Cepta Mahon runs great Zoom camps for tweens and teens that involves them taking over the kitchen to cook a meal for the entire family. Her Mid-Term Cooking Camp takes place on October 26/27/28 from 12pm – 1.30pm each day. Having had experience of the nine-year-old doing and loving one of Cepta’s classes – and all of us very much enjoying the subsequent dinner – I’d highly recommend it.
Healthy Ever After
Nutritionist Fiona McEnroy focuses on healthy options in her live and interactive classes for kids. With Zooms taking place every Tuesday or Thursday afternoon (subscription €35 every 4 weeks) she covers dishes like sweet potato chips, peach and blueberry cake and red lentil and spinach dhal. Check out her one free class option to see if it appeals to your own little darlings.
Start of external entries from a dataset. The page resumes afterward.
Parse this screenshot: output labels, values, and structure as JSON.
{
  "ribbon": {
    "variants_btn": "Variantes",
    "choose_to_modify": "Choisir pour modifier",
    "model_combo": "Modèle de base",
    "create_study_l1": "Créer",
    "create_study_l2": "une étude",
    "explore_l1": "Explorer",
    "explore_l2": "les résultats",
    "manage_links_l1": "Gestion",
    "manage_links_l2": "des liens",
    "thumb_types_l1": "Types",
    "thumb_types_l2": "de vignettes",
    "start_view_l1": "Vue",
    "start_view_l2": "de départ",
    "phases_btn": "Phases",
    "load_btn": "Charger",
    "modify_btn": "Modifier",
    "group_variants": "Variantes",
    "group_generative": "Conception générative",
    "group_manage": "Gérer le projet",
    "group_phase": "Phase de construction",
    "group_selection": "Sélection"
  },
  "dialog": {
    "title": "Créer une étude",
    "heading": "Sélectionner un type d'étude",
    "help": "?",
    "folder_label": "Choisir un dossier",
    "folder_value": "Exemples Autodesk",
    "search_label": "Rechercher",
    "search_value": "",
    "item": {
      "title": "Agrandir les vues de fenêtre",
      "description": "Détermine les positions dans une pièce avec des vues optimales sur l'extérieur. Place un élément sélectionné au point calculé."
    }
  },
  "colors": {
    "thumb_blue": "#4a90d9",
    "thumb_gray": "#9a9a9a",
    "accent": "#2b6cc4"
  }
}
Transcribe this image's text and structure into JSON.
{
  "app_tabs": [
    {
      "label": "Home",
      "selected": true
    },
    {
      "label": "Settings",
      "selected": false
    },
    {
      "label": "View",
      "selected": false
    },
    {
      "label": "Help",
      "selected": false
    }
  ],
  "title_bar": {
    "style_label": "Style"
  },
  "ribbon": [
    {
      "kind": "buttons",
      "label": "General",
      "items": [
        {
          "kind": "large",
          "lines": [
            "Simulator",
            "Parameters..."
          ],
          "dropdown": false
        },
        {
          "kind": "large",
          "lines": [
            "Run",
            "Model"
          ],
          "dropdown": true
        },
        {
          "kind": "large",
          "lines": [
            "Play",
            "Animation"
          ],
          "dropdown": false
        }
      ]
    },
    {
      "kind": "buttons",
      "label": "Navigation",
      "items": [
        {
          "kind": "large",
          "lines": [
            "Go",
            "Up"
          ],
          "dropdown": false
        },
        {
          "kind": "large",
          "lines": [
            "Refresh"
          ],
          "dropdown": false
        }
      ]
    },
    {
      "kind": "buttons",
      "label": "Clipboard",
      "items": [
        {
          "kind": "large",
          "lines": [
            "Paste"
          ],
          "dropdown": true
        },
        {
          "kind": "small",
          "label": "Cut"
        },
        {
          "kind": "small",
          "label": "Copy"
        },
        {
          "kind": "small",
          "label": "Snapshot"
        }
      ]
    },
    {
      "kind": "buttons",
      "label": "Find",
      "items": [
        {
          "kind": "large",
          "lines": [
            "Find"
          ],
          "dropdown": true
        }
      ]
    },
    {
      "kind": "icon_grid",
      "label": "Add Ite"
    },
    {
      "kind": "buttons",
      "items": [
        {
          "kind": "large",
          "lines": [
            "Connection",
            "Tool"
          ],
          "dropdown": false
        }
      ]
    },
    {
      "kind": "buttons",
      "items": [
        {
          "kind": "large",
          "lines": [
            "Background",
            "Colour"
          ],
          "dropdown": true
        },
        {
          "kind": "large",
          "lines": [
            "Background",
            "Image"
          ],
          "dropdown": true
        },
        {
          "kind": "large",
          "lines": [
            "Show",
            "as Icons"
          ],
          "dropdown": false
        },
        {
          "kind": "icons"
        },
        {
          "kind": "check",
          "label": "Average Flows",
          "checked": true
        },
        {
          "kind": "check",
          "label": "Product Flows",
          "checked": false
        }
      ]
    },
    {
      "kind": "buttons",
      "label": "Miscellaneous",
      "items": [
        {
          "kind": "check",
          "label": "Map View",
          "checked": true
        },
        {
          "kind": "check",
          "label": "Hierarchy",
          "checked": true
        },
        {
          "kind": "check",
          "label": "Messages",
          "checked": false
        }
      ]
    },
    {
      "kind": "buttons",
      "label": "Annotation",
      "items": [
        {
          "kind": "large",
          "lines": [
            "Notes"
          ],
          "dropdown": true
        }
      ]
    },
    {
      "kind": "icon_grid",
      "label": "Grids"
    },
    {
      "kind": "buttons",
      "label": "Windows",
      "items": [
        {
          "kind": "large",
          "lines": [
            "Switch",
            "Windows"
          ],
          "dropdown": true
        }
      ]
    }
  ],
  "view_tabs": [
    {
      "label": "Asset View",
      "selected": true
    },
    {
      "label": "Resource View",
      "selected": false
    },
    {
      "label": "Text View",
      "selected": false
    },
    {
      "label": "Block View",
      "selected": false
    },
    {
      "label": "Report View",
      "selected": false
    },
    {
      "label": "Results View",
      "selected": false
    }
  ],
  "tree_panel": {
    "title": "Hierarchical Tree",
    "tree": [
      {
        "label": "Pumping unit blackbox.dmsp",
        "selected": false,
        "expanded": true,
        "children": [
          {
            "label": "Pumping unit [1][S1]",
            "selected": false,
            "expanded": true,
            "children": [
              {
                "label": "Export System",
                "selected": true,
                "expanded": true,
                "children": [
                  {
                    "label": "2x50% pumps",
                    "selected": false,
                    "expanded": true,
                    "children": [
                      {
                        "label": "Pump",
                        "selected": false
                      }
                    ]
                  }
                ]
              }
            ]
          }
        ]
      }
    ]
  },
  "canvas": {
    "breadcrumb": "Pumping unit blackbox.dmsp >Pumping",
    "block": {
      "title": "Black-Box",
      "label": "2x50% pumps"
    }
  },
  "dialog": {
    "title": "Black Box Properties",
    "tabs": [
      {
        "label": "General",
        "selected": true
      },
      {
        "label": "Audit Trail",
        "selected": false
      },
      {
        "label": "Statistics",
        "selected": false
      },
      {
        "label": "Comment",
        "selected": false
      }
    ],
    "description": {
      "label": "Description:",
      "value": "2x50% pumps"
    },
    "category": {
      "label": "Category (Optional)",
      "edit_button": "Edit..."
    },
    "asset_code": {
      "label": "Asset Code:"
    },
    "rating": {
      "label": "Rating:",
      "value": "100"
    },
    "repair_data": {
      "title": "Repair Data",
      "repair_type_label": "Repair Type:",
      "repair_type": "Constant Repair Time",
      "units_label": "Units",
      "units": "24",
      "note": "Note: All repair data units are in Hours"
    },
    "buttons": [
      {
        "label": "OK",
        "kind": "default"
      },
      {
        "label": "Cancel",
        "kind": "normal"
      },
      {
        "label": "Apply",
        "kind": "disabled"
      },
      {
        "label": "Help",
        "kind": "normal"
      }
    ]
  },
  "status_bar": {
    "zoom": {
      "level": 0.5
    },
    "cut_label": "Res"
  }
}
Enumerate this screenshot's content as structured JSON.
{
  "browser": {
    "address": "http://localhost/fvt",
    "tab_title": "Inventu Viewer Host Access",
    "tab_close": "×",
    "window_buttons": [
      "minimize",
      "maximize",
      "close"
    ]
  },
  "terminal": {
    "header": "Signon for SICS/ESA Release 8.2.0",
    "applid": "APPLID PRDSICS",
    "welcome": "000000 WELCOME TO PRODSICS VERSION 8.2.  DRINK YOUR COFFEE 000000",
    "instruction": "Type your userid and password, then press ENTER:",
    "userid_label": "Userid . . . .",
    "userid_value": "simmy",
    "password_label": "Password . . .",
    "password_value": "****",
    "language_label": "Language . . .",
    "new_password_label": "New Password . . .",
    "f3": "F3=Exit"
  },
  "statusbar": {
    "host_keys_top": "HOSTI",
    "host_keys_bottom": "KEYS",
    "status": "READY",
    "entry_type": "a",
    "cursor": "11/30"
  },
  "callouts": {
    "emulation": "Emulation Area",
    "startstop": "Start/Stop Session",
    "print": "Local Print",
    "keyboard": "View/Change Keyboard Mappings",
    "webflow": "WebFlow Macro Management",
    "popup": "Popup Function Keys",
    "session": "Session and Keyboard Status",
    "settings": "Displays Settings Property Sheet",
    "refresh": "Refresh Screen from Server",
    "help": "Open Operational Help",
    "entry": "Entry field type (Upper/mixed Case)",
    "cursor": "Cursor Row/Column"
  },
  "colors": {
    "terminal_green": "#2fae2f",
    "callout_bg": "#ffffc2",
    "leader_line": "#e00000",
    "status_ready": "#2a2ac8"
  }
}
Rooted in Wales and trained in New York at the French Culinary Institute, Lisa Davis is now based in Dublin and teaches online as well as holding in-person classes at Airfield Estate. Focusing on over 12s, she travels the world through food, introducing students to tom yum soup, shakshuka and veggie korma. For Halloween, she will be doing a online teen baking workshop on Monday 25 October (€20).
The Susty Kitchen
Rozanne Stevens, whose voice you might recognise from her regular appearances on Irish radio, underpins her work with a focus on the United Nations Sustainable Development Goals of human health and planetary health, but still manages to have a lot of fun along the way. Her cookalong classes are timed to deliver dinner with family friendly favourites like katsu chicken and meatball subs.
Books for cooking with kids
For absolute beginners: Children’s Cookbook by Katharine Ibbs (DK Children) – any of the DK cookbooks for kids are an easily managed, step by step treasure trove of easily achievable recipes.
For those who like stories: Nadiya’s Bake Me a Story by Nadiya Hussain (Hodder Children’s Books) – Great British Bake Off winner Nadiya Hussain has a nifty way of telling lovely tales that finish in recipes like pea and mint risotto or very berry breakfast muffins.
For the gardeners: GIY’s Know-it-Almanac by Michael Kelly and Muireann Ní Chíobháin (GIY Ireland) – there’s lots of growing to do here but also recipes for treats using veg that you have indeed grown yourself: think beetroot lollies and carrot cake breakfast balls.
For kids who want something completely different: Cooking for your Kids by Joshua David Stein (Phaidon) – this collection of recipes from chefs all around the world shows that everyone is in the same boat when it comes to getting food on the table for their children. While this book is aimed at parents, there are many playful recipes that kids will enjoy cooking: check out spicy scrambled eggs, smoked sweet potato gnocchi or pork and zucchini dumplings.